--- Data for processing ---

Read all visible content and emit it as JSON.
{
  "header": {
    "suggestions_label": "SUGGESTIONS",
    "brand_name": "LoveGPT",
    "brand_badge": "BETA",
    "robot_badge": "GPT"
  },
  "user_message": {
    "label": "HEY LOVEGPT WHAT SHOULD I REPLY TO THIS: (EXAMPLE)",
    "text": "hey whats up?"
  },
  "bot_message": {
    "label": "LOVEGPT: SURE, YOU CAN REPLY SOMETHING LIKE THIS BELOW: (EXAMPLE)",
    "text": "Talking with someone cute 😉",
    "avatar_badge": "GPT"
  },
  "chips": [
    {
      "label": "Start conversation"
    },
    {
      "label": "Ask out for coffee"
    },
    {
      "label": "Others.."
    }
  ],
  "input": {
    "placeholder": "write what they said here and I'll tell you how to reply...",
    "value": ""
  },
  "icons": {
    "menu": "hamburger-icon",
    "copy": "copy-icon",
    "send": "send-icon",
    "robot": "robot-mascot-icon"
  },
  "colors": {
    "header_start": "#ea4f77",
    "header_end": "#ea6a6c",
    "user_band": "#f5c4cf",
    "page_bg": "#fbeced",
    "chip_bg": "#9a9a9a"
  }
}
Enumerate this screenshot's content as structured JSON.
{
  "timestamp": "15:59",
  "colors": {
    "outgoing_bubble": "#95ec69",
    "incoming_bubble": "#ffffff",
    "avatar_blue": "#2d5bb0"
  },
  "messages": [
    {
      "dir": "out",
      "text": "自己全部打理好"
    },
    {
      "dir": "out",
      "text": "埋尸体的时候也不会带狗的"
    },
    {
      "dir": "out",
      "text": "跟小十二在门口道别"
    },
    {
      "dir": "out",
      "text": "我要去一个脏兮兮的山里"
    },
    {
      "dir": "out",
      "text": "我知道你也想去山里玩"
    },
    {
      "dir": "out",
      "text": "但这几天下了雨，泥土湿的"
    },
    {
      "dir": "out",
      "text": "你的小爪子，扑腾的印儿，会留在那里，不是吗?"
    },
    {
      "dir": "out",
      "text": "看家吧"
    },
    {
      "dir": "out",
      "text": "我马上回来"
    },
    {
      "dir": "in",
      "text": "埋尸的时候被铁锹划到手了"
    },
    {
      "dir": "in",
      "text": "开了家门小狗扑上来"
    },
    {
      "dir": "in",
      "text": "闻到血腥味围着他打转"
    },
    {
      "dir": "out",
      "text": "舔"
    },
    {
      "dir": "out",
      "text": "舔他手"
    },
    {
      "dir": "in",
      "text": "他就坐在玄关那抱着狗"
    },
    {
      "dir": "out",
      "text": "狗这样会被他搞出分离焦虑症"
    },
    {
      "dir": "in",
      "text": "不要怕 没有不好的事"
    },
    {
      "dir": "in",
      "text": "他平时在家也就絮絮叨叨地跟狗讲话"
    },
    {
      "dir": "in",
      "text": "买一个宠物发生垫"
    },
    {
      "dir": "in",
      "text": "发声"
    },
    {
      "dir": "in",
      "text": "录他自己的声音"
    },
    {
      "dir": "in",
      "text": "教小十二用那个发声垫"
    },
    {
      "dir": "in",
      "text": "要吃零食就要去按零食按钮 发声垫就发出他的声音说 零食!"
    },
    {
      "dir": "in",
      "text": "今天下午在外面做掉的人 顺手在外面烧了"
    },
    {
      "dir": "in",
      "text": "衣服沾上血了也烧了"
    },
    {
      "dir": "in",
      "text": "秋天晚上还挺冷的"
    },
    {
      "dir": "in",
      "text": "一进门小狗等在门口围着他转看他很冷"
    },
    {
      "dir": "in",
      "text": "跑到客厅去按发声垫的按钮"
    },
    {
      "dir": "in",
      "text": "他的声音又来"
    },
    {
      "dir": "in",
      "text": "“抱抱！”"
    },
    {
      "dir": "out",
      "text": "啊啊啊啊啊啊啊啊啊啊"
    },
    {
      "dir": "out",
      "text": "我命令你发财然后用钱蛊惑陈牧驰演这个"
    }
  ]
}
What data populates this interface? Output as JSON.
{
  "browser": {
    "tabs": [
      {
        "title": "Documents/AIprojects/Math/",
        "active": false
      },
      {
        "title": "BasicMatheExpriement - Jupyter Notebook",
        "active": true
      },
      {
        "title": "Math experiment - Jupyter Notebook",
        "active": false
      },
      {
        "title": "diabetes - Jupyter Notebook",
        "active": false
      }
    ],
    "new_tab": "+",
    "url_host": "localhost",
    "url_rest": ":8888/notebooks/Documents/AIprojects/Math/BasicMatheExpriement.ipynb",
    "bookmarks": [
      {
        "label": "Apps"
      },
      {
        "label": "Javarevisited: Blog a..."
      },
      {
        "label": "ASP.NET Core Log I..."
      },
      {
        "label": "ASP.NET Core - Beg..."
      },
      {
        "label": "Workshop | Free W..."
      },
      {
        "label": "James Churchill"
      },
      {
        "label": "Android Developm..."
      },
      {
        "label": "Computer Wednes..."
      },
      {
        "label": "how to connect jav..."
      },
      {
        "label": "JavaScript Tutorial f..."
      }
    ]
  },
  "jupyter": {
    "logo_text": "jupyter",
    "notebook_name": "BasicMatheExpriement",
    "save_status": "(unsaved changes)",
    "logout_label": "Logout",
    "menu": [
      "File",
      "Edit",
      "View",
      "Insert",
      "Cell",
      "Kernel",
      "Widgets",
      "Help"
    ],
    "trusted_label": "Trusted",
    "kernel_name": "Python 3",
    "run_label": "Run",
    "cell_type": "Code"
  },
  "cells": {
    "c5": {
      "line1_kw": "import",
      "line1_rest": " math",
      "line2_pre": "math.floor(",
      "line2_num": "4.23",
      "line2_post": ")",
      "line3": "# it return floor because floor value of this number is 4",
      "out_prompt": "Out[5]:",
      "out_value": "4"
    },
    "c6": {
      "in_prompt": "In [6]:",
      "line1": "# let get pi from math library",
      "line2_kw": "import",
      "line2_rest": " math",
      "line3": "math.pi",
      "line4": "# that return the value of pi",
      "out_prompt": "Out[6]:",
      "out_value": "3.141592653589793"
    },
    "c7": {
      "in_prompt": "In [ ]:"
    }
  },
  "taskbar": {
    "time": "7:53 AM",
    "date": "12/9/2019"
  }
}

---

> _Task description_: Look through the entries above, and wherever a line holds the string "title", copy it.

> _Exercise solution_:
        "title": "Documents/AIprojects/Math/",
        "title": "BasicMatheExpriement - Jupyter Notebook",
        "title": "Math experiment - Jupyter Notebook",
        "title": "diabetes - Jupyter Notebook",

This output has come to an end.